- Work item -
Within the data below, find the string "animal" and return each line where it occurs.

- Dataset excerpts -
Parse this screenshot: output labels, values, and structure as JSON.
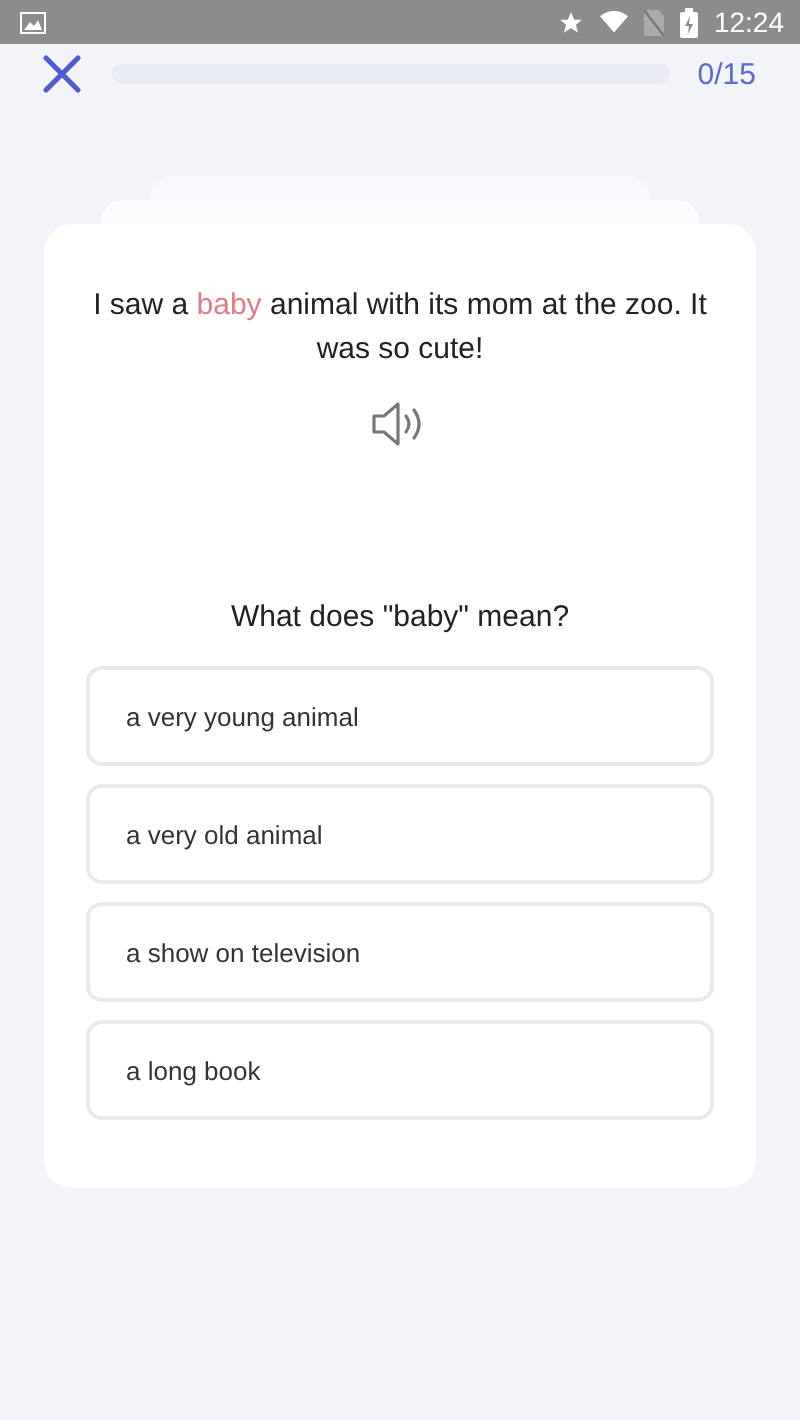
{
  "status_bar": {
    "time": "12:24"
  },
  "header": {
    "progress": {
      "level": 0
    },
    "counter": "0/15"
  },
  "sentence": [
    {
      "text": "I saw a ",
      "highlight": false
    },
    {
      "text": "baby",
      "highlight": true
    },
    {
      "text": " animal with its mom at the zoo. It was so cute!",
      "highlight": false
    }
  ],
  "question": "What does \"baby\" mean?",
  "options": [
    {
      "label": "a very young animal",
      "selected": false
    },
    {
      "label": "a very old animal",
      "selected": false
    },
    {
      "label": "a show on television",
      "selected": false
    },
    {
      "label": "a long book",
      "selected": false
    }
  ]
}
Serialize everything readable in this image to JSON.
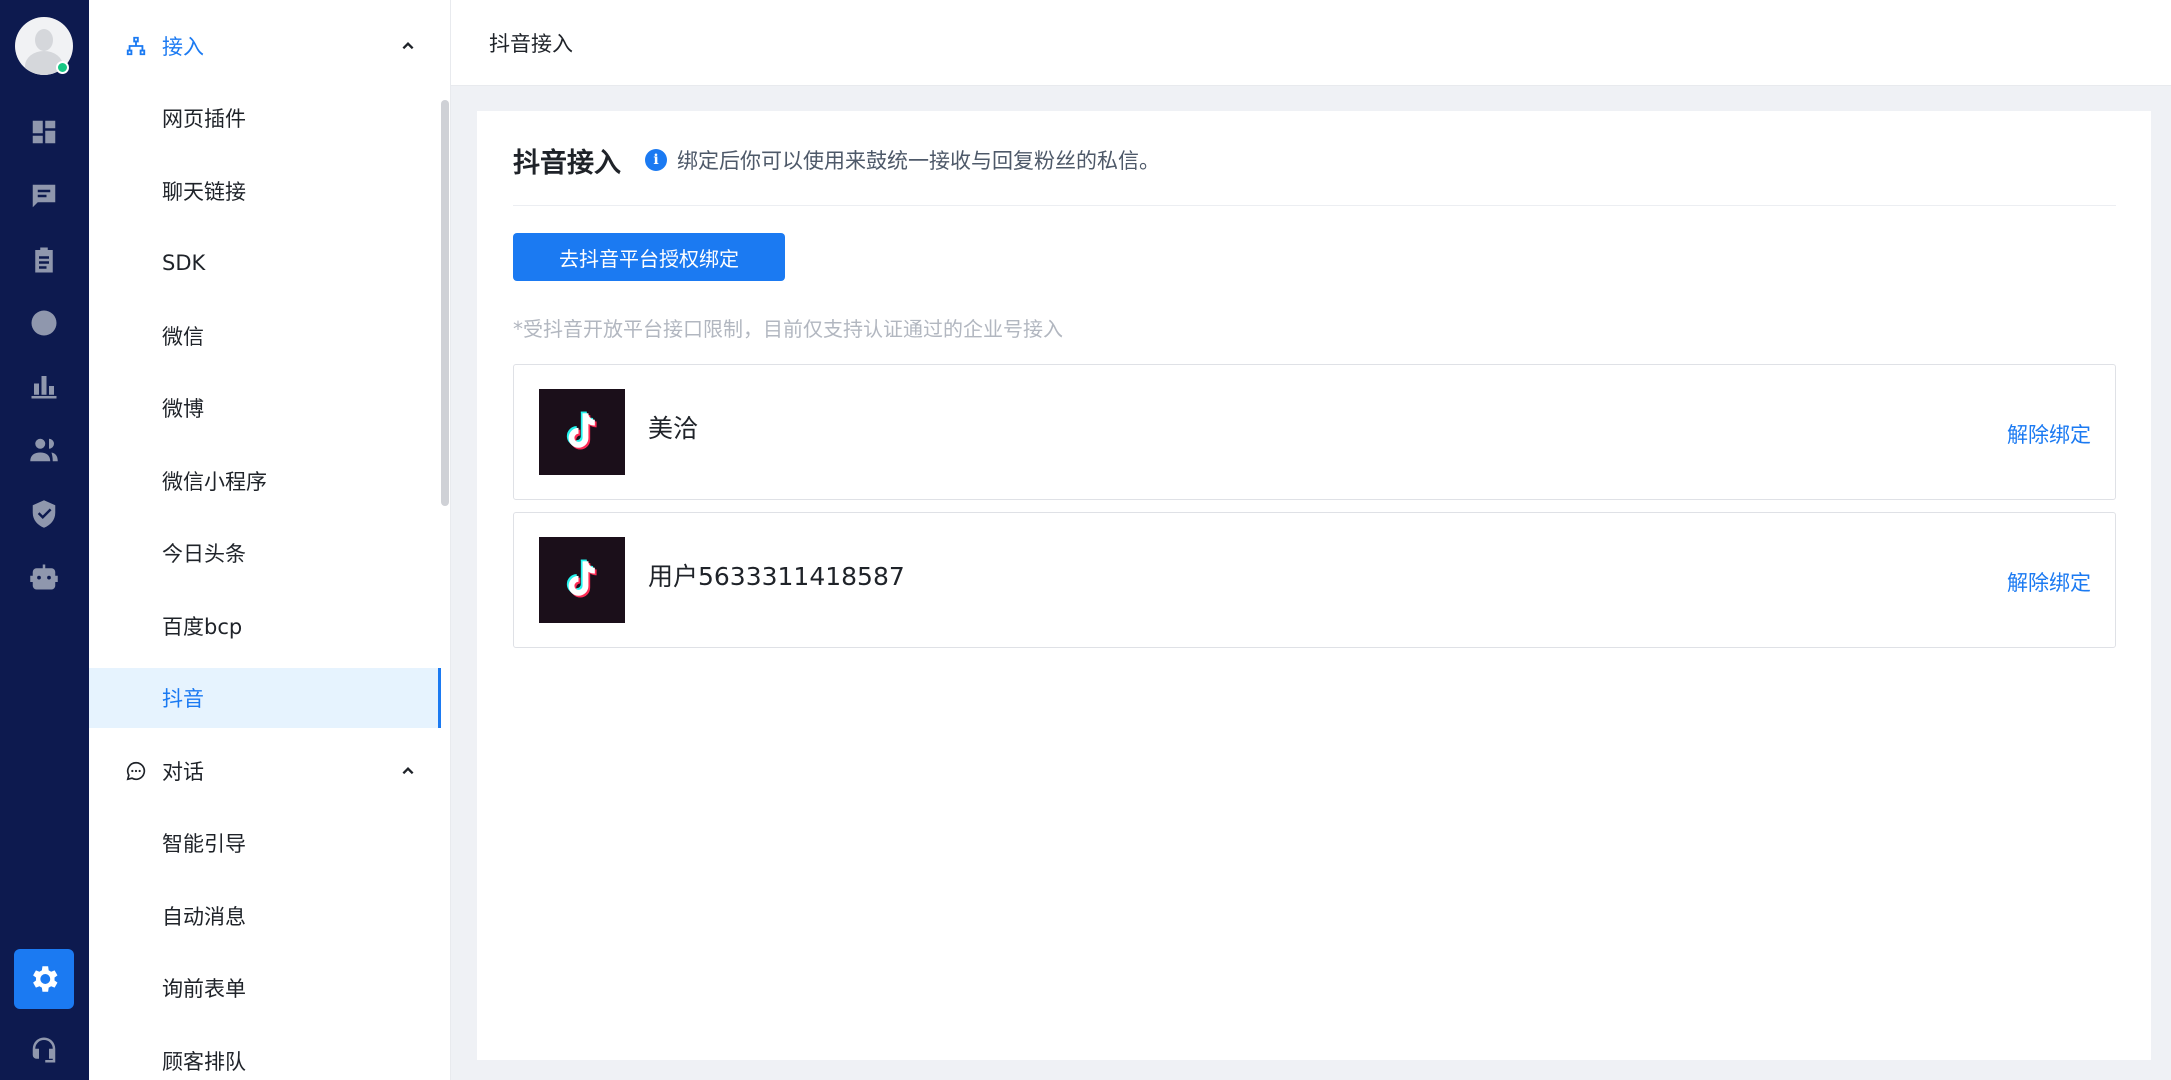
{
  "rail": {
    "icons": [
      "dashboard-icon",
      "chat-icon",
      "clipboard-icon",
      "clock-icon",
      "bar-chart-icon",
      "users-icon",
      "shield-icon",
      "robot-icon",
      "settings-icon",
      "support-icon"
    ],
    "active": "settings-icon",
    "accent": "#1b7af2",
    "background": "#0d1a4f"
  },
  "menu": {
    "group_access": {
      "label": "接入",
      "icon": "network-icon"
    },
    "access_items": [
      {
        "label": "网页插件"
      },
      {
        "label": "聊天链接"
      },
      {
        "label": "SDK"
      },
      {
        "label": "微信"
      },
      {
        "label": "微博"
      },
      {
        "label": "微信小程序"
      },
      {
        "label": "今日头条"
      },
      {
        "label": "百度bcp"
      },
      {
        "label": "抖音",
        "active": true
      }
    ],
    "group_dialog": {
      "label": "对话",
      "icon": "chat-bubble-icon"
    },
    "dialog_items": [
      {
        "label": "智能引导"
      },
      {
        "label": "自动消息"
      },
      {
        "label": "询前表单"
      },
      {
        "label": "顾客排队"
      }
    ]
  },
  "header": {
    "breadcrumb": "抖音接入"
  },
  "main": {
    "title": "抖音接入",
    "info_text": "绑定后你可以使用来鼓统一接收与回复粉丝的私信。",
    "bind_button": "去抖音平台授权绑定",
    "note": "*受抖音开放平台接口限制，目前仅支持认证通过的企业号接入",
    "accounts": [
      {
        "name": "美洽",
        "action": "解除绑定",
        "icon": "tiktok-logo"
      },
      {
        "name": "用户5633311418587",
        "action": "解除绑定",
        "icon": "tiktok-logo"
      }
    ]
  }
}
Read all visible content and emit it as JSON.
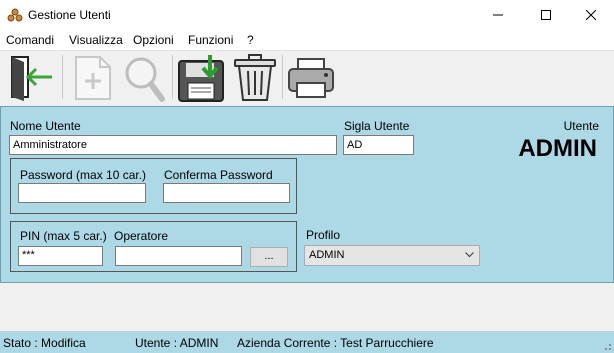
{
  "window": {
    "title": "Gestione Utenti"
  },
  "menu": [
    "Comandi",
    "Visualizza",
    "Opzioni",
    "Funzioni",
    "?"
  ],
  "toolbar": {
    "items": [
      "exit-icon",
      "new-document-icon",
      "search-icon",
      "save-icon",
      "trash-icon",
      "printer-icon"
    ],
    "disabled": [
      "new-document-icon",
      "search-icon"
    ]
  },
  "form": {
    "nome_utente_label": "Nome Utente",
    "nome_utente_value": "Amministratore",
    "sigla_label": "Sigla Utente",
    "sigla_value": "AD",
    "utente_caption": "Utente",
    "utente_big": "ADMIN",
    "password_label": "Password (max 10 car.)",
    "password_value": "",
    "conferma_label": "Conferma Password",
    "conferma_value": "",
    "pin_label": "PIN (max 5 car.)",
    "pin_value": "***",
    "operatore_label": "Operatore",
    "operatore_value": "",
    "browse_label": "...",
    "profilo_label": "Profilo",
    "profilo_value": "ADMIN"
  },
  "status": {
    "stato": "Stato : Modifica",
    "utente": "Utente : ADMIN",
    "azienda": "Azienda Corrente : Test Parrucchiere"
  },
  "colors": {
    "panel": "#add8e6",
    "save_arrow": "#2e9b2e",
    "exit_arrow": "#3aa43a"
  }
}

- Worked solution -
      "text": " animal with its mom at the zoo. It was so cute!",
      "label": "a very young animal",
      "label": "a very old animal",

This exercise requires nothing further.